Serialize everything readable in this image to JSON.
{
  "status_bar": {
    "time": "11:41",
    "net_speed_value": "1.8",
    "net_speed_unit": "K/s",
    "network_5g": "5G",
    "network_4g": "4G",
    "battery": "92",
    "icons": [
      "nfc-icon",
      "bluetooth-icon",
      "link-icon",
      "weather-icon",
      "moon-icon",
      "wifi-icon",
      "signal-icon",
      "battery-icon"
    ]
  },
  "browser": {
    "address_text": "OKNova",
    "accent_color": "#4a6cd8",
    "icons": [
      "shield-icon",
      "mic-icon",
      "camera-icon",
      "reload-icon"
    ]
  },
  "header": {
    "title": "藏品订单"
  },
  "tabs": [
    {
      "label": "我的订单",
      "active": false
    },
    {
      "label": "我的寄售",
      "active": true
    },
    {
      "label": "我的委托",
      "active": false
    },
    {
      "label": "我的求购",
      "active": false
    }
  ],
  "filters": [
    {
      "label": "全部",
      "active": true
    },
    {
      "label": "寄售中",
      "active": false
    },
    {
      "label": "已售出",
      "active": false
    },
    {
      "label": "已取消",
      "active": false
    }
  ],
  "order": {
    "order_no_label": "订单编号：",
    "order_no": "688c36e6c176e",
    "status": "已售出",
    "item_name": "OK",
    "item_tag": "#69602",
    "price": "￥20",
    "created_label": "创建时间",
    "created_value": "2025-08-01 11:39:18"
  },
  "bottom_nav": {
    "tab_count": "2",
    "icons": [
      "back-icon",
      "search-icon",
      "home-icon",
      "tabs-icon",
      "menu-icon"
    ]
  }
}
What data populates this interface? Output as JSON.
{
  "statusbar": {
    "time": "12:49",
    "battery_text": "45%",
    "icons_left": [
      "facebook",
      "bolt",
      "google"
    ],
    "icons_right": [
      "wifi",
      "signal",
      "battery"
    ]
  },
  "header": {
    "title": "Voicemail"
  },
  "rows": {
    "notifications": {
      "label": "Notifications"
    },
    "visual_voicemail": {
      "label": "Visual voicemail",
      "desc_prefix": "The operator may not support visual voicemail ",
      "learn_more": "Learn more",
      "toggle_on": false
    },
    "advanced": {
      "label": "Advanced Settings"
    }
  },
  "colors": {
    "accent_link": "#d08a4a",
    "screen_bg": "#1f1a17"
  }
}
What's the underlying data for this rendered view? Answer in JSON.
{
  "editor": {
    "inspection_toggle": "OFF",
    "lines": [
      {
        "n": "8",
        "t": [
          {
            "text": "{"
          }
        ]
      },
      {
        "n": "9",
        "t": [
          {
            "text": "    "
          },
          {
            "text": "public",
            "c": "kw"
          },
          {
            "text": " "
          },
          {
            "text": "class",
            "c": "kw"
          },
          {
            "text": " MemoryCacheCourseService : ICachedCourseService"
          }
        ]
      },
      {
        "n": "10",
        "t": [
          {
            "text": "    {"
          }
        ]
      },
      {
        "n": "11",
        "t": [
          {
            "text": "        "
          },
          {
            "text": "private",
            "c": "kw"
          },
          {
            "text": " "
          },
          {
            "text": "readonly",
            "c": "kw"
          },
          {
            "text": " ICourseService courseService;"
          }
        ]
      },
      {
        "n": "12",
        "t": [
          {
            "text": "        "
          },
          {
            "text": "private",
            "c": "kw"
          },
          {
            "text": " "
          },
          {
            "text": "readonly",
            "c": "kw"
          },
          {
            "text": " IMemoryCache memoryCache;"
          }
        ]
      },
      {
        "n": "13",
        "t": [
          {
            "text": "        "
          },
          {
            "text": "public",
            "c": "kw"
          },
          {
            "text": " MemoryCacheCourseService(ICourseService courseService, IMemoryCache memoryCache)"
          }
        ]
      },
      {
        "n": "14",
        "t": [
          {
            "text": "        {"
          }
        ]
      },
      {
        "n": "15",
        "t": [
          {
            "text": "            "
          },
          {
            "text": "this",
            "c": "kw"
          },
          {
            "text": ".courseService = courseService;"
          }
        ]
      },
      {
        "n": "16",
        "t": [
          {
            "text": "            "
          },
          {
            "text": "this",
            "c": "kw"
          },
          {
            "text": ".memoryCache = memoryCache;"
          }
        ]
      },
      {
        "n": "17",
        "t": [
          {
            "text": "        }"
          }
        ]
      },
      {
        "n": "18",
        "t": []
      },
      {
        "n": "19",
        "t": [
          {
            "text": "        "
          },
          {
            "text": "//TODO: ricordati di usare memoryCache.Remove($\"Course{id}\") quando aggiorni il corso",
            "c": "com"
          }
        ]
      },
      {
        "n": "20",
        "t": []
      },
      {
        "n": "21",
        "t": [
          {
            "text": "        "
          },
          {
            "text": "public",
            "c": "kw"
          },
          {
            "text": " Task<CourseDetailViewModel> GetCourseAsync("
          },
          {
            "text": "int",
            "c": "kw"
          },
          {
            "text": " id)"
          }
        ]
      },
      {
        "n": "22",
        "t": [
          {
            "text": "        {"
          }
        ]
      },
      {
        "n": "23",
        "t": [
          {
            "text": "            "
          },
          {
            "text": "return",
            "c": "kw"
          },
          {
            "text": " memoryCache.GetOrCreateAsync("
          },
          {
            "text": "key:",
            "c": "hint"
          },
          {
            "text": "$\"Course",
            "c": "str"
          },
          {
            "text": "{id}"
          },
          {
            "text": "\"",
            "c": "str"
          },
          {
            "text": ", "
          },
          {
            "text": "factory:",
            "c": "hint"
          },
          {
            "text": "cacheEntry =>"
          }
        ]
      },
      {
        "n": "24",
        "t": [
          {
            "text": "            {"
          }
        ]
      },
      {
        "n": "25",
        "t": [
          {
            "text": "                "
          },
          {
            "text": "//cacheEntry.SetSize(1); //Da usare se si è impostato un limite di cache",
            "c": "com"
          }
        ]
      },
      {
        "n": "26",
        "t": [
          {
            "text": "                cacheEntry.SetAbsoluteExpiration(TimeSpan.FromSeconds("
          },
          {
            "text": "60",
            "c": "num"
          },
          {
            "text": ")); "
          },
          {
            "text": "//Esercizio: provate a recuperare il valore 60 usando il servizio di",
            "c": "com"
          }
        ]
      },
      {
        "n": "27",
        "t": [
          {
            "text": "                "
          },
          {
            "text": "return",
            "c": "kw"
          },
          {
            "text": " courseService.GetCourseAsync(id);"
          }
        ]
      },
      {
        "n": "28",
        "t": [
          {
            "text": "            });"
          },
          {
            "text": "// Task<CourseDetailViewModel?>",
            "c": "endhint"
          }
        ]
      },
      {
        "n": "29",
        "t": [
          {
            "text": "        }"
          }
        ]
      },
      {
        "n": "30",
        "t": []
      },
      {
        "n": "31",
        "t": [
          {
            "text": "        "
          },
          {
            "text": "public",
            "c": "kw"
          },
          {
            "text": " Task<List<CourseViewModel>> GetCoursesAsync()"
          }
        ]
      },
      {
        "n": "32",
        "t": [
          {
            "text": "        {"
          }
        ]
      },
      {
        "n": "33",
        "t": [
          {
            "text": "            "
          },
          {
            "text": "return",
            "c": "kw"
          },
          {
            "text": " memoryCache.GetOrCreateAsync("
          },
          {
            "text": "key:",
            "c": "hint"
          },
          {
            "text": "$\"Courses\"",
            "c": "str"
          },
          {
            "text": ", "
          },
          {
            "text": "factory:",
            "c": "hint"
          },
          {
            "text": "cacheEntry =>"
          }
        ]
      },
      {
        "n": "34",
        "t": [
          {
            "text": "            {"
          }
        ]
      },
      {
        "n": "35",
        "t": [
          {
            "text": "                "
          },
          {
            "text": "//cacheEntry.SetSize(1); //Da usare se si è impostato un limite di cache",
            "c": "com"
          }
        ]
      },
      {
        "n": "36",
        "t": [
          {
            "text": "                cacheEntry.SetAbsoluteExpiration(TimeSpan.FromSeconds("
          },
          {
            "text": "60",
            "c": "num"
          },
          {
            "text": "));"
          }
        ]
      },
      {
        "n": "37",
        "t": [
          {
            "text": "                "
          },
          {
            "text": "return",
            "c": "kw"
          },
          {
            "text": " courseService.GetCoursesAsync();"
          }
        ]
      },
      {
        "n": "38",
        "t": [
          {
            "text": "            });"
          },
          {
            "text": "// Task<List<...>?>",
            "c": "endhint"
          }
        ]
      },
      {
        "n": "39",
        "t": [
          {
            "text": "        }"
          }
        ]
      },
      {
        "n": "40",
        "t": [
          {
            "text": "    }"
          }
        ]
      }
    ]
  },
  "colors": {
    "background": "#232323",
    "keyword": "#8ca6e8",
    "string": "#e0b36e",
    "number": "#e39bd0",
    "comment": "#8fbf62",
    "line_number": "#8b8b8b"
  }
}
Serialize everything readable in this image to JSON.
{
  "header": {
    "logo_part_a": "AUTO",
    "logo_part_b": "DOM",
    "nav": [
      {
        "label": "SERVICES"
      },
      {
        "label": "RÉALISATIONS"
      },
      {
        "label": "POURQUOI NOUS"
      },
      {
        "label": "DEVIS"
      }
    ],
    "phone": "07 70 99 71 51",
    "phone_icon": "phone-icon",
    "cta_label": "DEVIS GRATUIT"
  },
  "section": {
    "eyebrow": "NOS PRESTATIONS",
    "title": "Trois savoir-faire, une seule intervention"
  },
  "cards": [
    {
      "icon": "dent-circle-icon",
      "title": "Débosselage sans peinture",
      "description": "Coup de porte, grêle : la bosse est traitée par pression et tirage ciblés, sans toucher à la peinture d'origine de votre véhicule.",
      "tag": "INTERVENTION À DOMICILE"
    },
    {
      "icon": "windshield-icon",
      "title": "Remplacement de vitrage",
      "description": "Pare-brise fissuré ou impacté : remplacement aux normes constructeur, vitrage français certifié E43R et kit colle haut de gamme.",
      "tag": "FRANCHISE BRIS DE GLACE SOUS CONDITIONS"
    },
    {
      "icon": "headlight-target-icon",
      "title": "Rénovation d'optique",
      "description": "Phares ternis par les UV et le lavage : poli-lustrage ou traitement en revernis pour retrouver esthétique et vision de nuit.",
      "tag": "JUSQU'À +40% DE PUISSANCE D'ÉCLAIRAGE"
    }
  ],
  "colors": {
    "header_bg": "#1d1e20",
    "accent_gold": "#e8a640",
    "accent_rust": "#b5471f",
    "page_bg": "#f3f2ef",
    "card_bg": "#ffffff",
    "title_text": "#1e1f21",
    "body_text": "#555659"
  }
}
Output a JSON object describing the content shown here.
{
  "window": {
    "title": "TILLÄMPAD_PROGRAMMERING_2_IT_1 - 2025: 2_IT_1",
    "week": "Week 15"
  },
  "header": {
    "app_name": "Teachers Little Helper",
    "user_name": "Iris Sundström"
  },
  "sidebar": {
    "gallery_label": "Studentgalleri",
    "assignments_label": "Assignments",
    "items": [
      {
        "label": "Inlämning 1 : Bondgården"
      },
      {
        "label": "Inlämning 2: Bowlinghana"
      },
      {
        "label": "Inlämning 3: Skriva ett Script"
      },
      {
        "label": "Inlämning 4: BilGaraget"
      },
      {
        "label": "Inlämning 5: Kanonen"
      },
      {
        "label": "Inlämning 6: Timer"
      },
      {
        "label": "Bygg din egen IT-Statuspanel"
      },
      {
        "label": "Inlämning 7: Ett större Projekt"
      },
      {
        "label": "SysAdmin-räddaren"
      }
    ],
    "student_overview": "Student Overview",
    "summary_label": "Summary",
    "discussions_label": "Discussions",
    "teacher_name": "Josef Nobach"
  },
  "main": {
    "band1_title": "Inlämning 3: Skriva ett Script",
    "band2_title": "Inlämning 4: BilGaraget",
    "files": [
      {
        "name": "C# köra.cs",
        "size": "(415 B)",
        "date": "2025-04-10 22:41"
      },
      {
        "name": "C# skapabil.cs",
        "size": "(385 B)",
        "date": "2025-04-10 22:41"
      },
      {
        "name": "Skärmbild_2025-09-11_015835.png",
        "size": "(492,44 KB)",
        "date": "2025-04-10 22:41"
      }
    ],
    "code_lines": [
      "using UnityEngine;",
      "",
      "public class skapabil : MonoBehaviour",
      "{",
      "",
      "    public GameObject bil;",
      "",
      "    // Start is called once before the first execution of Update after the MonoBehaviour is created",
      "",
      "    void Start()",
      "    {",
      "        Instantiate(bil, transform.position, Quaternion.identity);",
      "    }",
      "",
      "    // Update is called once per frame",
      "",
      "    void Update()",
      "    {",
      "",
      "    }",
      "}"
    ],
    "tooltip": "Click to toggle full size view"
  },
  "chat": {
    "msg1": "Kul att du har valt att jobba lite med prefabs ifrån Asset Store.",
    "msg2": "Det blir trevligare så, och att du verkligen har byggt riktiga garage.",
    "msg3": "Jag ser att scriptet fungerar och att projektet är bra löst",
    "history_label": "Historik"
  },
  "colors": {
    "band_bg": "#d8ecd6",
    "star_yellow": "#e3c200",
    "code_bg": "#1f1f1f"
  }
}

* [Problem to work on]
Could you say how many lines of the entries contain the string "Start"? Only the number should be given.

* [Result]
2